    • http://giftedforlife.com Sonia Dabboussi

      What is it that you truly love, Annemarie? When you were young, what did you enjoy, or what do you remember that made you truly happy? Sometimes the secret to our happiness today comes from the things we loved before we ‘learned’ that the other stuff of life was ‘more important’. And sometimes the secret lies in noticing what moves us today, what makes us feel fully alive, and what brings out that spark of passion again.
      You are never too old and it is never too late to be, do or have something more. As soon as you find, or should I say rediscover, the things you really love, you’ve already taken the first step toward having them.

  • Kayle

    hm. burnout and existential despair didn’t make the list…hm

  • Nurul

    I identified with the gifted characteristic a lot with the experience of gifted people when I was a little kid but I am not so sure of myself being a gifted person as I always see that gifted people as being an achiever individuals. It is till now that I identified with some of the characteristic above. But by then, I still am confuse whether do I fall under the characteristic of gifted people

  • Miriam Pia

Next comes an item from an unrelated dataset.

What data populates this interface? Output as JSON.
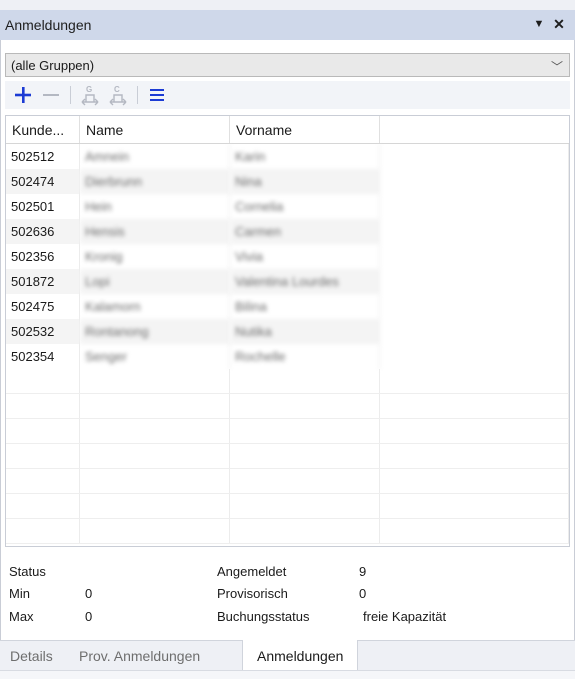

    I did not underachieve when young, but while living as a foreigner during my 40s I have often felt that I have been. Mainly, I mean that while I have learned a lot of the local language I am not entirely fluent and it is my 5th year of living in Germany. Like many women, my career has not developed as I had hoped…I have had some achievements but had hoped to do as well both in personal private life with relationships and in the work world as I had done in school and sports, camps etc.. as a child. I may be doing better than I give myself credit for or I may have defaulted to goofing around to avoid difficulties. The environment in general has been a mixture of way too easy and overwhelming difficult without nearly as much emotional support as I generally need. It has been getting better but is agonizingly slow going compared to my expectations. Maybe I simply misjudged it and have been making big drama about that in my mind when it is not that weird. It can be hard to pre-judge when one really doesn’t know. Duh, but true.